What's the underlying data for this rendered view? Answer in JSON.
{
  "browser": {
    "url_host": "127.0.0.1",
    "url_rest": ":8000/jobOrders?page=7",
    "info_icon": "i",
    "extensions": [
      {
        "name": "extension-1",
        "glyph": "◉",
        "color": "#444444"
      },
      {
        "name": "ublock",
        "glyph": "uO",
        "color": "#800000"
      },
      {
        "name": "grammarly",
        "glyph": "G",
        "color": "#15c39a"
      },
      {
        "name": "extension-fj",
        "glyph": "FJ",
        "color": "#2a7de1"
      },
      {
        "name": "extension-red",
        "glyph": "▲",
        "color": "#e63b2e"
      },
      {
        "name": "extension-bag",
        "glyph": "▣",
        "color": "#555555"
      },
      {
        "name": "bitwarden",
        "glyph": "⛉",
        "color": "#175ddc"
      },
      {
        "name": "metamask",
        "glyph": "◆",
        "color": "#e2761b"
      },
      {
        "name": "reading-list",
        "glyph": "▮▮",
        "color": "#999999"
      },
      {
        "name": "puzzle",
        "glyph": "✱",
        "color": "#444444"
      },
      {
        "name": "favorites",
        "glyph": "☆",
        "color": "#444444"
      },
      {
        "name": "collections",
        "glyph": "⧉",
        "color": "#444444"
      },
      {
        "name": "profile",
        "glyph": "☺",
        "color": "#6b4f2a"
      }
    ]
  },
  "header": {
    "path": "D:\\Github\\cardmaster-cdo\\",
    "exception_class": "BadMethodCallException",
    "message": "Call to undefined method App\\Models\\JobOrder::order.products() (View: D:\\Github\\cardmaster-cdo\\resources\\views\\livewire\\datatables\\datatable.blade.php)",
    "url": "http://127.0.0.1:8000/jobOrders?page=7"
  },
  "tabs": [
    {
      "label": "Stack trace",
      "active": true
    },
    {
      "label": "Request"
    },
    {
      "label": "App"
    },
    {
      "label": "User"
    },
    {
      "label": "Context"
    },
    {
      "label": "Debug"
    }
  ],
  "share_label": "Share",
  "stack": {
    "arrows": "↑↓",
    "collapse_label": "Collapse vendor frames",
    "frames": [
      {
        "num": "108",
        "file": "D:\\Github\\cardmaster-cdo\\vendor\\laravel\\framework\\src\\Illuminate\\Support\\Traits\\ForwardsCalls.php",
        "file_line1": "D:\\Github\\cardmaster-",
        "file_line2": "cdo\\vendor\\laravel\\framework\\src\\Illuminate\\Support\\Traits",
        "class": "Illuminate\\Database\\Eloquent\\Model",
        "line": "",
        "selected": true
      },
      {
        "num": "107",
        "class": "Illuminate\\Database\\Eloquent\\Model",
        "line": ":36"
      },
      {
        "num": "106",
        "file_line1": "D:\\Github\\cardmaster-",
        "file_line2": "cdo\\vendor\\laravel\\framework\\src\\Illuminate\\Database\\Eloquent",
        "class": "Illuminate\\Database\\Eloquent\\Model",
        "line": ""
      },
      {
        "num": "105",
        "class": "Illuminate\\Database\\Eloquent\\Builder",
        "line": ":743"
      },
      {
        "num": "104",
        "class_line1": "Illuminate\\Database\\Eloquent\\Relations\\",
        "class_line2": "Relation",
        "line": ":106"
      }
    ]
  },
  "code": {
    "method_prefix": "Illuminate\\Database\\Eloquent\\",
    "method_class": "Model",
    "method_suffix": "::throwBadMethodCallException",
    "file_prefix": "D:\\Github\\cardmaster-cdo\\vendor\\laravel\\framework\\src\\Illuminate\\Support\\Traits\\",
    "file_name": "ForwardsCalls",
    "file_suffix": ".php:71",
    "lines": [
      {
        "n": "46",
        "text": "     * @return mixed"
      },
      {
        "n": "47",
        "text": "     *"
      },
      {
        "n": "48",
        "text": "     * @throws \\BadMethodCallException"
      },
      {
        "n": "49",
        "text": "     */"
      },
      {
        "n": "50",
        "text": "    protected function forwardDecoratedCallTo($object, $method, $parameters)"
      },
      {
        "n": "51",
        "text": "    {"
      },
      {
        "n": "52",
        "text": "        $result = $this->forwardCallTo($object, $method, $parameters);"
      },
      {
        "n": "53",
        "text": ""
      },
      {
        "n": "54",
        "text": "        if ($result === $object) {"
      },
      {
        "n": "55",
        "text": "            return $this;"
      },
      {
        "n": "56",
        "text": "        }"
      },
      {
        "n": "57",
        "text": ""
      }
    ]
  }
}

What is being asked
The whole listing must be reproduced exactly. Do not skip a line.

Solution for this exercise
What's the underlying data for this rendered view? Answer in JSON.
{
  "browser": {
    "url_host": "127.0.0.1",
    "url_rest": ":8000/jobOrders?page=7",
    "info_icon": "i",
    "extensions": [
      {
        "name": "extension-1",
        "glyph": "◉",
        "color": "#444444"
      },
      {
        "name": "ublock",
        "glyph": "uO",
        "color": "#800000"
      },
      {
        "name": "grammarly",
        "glyph": "G",
        "color": "#15c39a"
      },
      {
        "name": "extension-fj",
        "glyph": "FJ",
        "color": "#2a7de1"
      },
      {
        "name": "extension-red",
        "glyph": "▲",
        "color": "#e63b2e"
      },
      {
        "name": "extension-bag",
        "glyph": "▣",
        "color": "#555555"
      },
      {
        "name": "bitwarden",
        "glyph": "⛉",
        "color": "#175ddc"
      },
      {
        "name": "metamask",
        "glyph": "◆",
        "color": "#e2761b"
      },
      {
        "name": "reading-list",
        "glyph": "▮▮",
        "color": "#999999"
      },
      {
        "name": "puzzle",
        "glyph": "✱",
        "color": "#444444"
      },
      {
        "name": "favorites",
        "glyph": "☆",
        "color": "#444444"
      },
      {
        "name": "collections",
        "glyph": "⧉",
        "color": "#444444"
      },
      {
        "name": "profile",
        "glyph": "☺",
        "color": "#6b4f2a"
      }
    ]
  },
  "header": {
    "path": "D:\\Github\\cardmaster-cdo\\",
    "exception_class": "BadMethodCallException",
    "message": "Call to undefined method App\\Models\\JobOrder::order.products() (View: D:\\Github\\cardmaster-cdo\\resources\\views\\livewire\\datatables\\datatable.blade.php)",
    "url": "http://127.0.0.1:8000/jobOrders?page=7"
  },
  "tabs": [
    {
      "label": "Stack trace",
      "active": true
    },
    {
      "label": "Request"
    },
    {
      "label": "App"
    },
    {
      "label": "User"
    },
    {
      "label": "Context"
    },
    {
      "label": "Debug"
    }
  ],
  "share_label": "Share",
  "stack": {
    "arrows": "↑↓",
    "collapse_label": "Collapse vendor frames",
    "frames": [
      {
        "num": "108",
        "file": "D:\\Github\\cardmaster-cdo\\vendor\\laravel\\framework\\src\\Illuminate\\Support\\Traits\\ForwardsCalls.php",
        "file_line1": "D:\\Github\\cardmaster-",
        "file_line2": "cdo\\vendor\\laravel\\framework\\src\\Illuminate\\Support\\Traits",
        "class": "Illuminate\\Database\\Eloquent\\Model",
        "line": "",
        "selected": true
      },
      {
        "num": "107",
        "class": "Illuminate\\Database\\Eloquent\\Model",
        "line": ":36"
      },
      {
        "num": "106",
        "file_line1": "D:\\Github\\cardmaster-",
        "file_line2": "cdo\\vendor\\laravel\\framework\\src\\Illuminate\\Database\\Eloquent",
        "class": "Illuminate\\Database\\Eloquent\\Model",
        "line": ""
      },
      {
        "num": "105",
        "class": "Illuminate\\Database\\Eloquent\\Builder",
        "line": ":743"
      },
      {
        "num": "104",
        "class_line1": "Illuminate\\Database\\Eloquent\\Relations\\",
        "class_line2": "Relation",
        "line": ":106"
      }
    ]
  },
  "code": {
    "method_prefix": "Illuminate\\Database\\Eloquent\\",
    "method_class": "Model",
    "method_suffix": "::throwBadMethodCallException",
    "file_prefix": "D:\\Github\\cardmaster-cdo\\vendor\\laravel\\framework\\src\\Illuminate\\Support\\Traits\\",
    "file_name": "ForwardsCalls",
    "file_suffix": ".php:71",
    "lines": [
      {
        "n": "46",
        "text": "     * @return mixed"
      },
      {
        "n": "47",
        "text": "     *"
      },
      {
        "n": "48",
        "text": "     * @throws \\BadMethodCallException"
      },
      {
        "n": "49",
        "text": "     */"
      },
      {
        "n": "50",
        "text": "    protected function forwardDecoratedCallTo($object, $method, $parameters)"
      },
      {
        "n": "51",
        "text": "    {"
      },
      {
        "n": "52",
        "text": "        $result = $this->forwardCallTo($object, $method, $parameters);"
      },
      {
        "n": "53",
        "text": ""
      },
      {
        "n": "54",
        "text": "        if ($result === $object) {"
      },
      {
        "n": "55",
        "text": "            return $this;"
      },
      {
        "n": "56",
        "text": "        }"
      },
      {
        "n": "57",
        "text": ""
      }
    ]
  }
}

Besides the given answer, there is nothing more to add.